## Assigned task:
Retype the records below word for word and omit any image.
= = = = = = =
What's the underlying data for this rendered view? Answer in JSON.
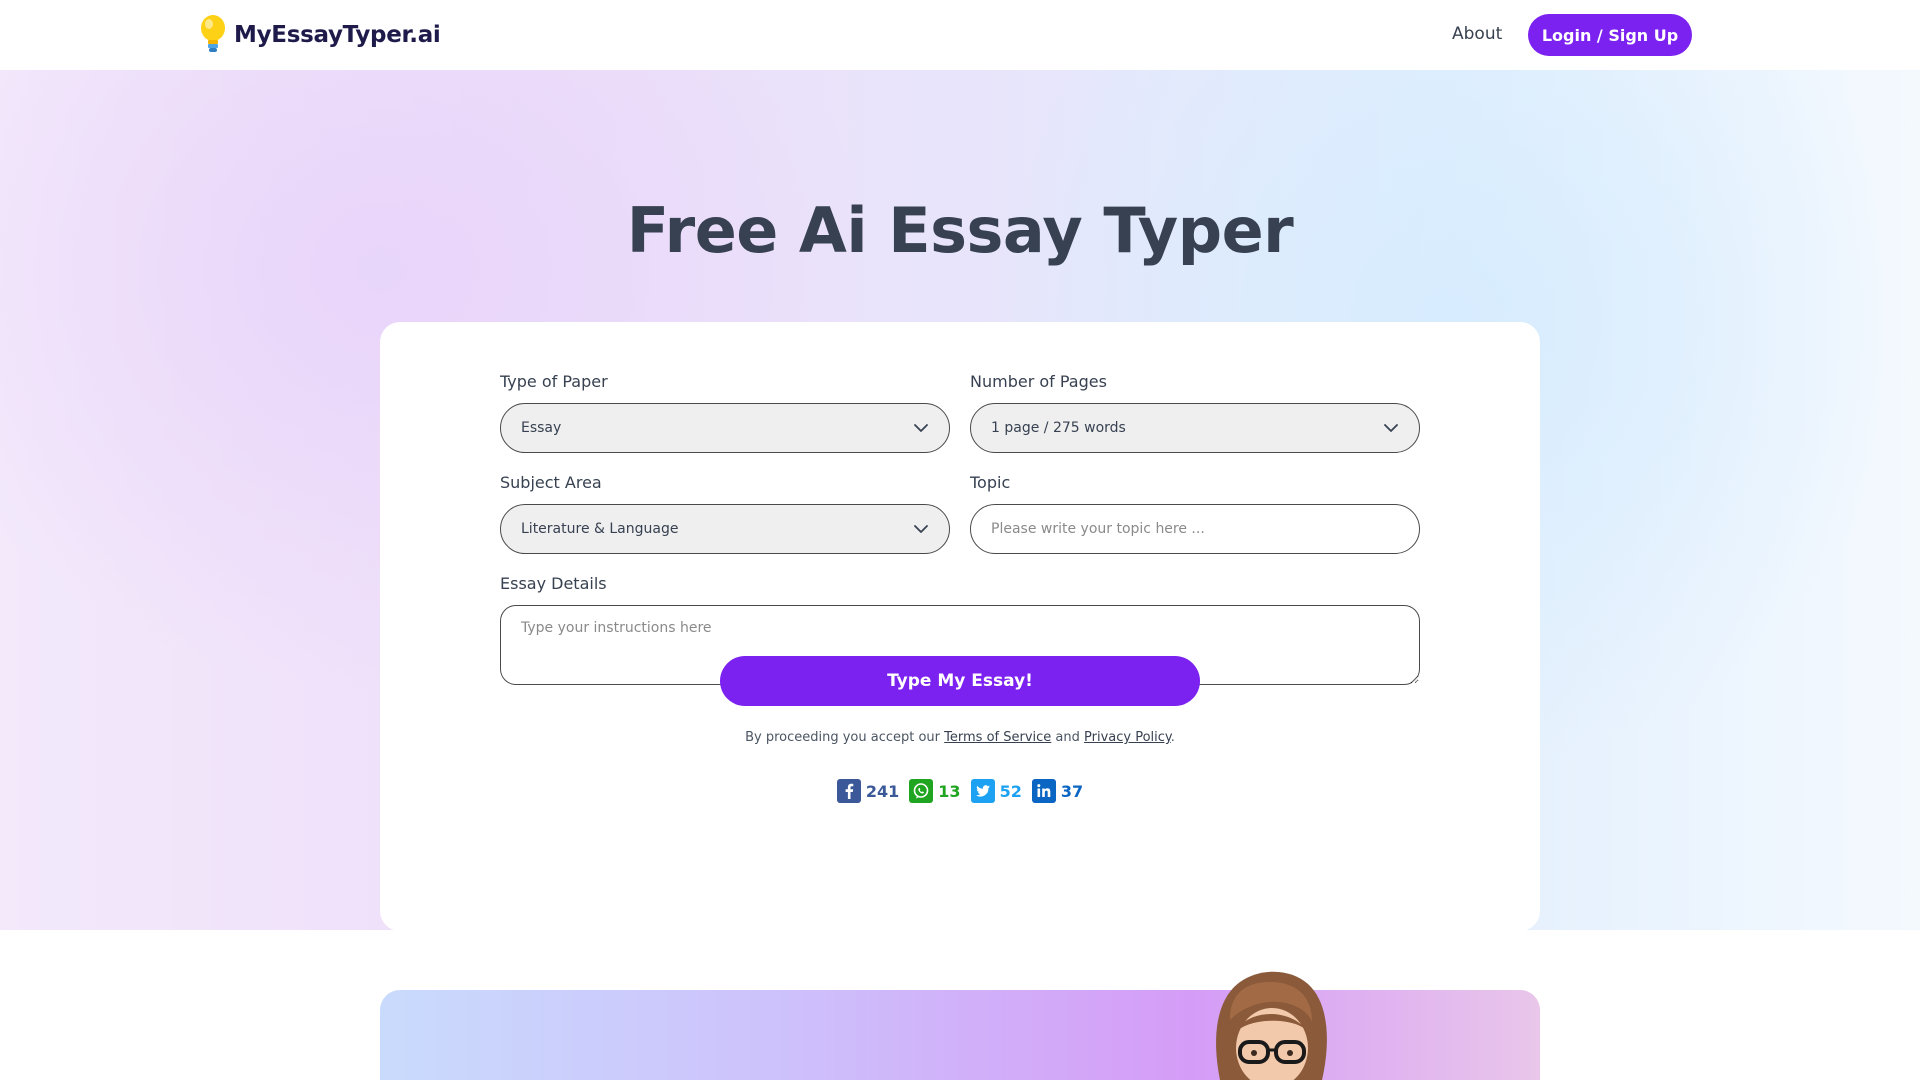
{
  "nav": {
    "logo_text": "MyEssayTyper.ai",
    "about_label": "About",
    "login_label": "Login / Sign Up"
  },
  "hero": {
    "title": "Free Ai Essay Typer"
  },
  "form": {
    "paper_type": {
      "label": "Type of Paper",
      "value": "Essay"
    },
    "pages": {
      "label": "Number of Pages",
      "value": "1 page / 275 words"
    },
    "subject": {
      "label": "Subject Area",
      "value": "Literature & Language"
    },
    "topic": {
      "label": "Topic",
      "value": "",
      "placeholder": "Please write your topic here ..."
    },
    "details": {
      "label": "Essay Details",
      "value": "",
      "placeholder": "Type your instructions here"
    },
    "submit_label": "Type My Essay!",
    "consent": {
      "prefix": "By proceeding you accept our ",
      "terms_label": "Terms of Service",
      "middle": " and ",
      "privacy_label": "Privacy Policy",
      "suffix": "."
    }
  },
  "shares": [
    {
      "network": "facebook",
      "icon": "facebook-icon",
      "count": "241",
      "color": "#3b5998"
    },
    {
      "network": "whatsapp",
      "icon": "whatsapp-icon",
      "count": "13",
      "color": "#1fa51f"
    },
    {
      "network": "twitter",
      "icon": "twitter-icon",
      "count": "52",
      "color": "#1da1f2"
    },
    {
      "network": "linkedin",
      "icon": "linkedin-icon",
      "count": "37",
      "color": "#0a66c2"
    }
  ],
  "colors": {
    "accent": "#7c22f0",
    "heading": "#374151",
    "logo_text": "#1e1b4b"
  }
}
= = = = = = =
## Solution for this exercise:
What's the underlying data for this rendered view? Answer in JSON.
{
  "nav": {
    "logo_text": "MyEssayTyper.ai",
    "about_label": "About",
    "login_label": "Login / Sign Up"
  },
  "hero": {
    "title": "Free Ai Essay Typer"
  },
  "form": {
    "paper_type": {
      "label": "Type of Paper",
      "value": "Essay"
    },
    "pages": {
      "label": "Number of Pages",
      "value": "1 page / 275 words"
    },
    "subject": {
      "label": "Subject Area",
      "value": "Literature & Language"
    },
    "topic": {
      "label": "Topic",
      "value": "",
      "placeholder": "Please write your topic here ..."
    },
    "details": {
      "label": "Essay Details",
      "value": "",
      "placeholder": "Type your instructions here"
    },
    "submit_label": "Type My Essay!",
    "consent": {
      "prefix": "By proceeding you accept our ",
      "terms_label": "Terms of Service",
      "middle": " and ",
      "privacy_label": "Privacy Policy",
      "suffix": "."
    }
  },
  "shares": [
    {
      "network": "facebook",
      "icon": "facebook-icon",
      "count": "241",
      "color": "#3b5998"
    },
    {
      "network": "whatsapp",
      "icon": "whatsapp-icon",
      "count": "13",
      "color": "#1fa51f"
    },
    {
      "network": "twitter",
      "icon": "twitter-icon",
      "count": "52",
      "color": "#1da1f2"
    },
    {
      "network": "linkedin",
      "icon": "linkedin-icon",
      "count": "37",
      "color": "#0a66c2"
    }
  ],
  "colors": {
    "accent": "#7c22f0",
    "heading": "#374151",
    "logo_text": "#1e1b4b"
  }
}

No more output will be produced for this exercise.